- [Activity] Find all the lines in the entries below that hold the word "shescourt" and copy them.

Saved entries:

——

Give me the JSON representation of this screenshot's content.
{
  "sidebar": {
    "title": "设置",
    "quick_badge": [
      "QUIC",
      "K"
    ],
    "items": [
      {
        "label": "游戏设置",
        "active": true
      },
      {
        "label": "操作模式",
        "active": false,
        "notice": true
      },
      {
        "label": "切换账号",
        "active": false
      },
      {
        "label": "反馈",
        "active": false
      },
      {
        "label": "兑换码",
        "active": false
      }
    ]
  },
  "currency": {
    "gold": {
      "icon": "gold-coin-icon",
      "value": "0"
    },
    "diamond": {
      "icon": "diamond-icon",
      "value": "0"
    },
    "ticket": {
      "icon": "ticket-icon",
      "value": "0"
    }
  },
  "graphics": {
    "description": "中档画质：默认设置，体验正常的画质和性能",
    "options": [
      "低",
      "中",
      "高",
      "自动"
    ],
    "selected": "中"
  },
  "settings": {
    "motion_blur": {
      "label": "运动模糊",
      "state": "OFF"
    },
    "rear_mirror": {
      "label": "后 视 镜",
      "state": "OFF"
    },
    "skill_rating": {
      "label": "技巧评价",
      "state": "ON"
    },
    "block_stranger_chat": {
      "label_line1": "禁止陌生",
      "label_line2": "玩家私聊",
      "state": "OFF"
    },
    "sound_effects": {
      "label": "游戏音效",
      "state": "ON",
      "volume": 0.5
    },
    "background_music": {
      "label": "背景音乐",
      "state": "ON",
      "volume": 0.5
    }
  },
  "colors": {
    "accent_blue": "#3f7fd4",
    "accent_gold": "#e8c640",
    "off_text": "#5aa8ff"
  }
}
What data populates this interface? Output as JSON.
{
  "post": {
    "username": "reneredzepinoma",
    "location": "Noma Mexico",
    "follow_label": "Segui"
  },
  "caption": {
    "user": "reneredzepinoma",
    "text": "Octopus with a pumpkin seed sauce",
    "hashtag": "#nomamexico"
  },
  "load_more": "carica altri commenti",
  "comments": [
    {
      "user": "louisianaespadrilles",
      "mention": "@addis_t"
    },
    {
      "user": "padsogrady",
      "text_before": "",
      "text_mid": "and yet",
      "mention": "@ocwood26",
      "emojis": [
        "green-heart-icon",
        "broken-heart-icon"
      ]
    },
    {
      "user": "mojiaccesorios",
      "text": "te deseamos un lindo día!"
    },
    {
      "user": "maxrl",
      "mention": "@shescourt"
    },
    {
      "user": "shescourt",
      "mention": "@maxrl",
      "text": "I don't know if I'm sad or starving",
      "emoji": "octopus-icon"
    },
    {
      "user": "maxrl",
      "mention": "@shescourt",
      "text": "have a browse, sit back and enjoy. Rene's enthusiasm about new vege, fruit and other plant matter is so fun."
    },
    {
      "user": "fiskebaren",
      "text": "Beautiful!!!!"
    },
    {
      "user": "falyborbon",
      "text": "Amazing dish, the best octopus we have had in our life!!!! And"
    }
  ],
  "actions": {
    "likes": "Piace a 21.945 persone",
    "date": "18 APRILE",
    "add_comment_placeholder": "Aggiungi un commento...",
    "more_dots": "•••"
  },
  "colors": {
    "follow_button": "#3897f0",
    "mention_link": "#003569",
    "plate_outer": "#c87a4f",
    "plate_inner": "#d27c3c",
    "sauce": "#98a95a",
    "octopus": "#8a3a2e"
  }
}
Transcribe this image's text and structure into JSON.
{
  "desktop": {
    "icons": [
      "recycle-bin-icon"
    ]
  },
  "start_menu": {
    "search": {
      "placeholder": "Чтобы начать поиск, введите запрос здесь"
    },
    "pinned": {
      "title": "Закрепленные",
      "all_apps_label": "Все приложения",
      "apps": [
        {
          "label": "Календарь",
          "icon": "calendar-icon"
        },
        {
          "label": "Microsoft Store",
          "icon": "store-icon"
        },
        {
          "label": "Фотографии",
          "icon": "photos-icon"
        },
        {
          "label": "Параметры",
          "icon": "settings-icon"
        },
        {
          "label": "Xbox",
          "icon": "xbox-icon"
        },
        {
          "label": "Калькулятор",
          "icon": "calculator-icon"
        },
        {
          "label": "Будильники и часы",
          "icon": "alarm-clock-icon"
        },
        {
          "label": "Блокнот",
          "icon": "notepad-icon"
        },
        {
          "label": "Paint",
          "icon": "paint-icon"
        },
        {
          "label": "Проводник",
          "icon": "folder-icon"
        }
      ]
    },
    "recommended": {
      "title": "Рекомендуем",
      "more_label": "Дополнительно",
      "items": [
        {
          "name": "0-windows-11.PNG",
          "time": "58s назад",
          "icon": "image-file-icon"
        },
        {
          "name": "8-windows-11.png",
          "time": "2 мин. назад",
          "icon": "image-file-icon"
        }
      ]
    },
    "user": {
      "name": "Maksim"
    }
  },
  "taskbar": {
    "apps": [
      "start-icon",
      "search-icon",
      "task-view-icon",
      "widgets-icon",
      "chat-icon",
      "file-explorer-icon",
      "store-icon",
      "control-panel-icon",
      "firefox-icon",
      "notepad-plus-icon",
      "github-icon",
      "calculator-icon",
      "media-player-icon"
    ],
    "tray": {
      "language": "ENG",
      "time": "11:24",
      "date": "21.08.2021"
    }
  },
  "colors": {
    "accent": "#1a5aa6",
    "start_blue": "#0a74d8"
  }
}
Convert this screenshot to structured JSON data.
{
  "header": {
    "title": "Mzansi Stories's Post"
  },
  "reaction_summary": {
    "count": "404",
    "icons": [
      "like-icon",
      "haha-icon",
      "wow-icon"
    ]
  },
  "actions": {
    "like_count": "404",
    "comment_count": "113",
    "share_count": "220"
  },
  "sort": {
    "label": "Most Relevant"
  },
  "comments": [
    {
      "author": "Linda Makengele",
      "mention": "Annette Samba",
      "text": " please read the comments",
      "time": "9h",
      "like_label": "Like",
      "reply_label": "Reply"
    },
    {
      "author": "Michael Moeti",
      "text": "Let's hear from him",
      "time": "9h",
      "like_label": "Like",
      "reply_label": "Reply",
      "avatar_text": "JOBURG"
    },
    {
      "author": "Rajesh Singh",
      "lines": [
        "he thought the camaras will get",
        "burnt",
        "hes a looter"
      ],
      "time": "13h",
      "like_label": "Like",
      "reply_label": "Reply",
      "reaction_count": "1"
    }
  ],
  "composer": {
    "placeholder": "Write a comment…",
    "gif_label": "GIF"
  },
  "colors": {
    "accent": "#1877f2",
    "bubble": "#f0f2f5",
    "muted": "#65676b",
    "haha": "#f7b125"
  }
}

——

- [Solved problem]
      "mention": "@shescourt"
      "user": "shescourt",
      "mention": "@shescourt",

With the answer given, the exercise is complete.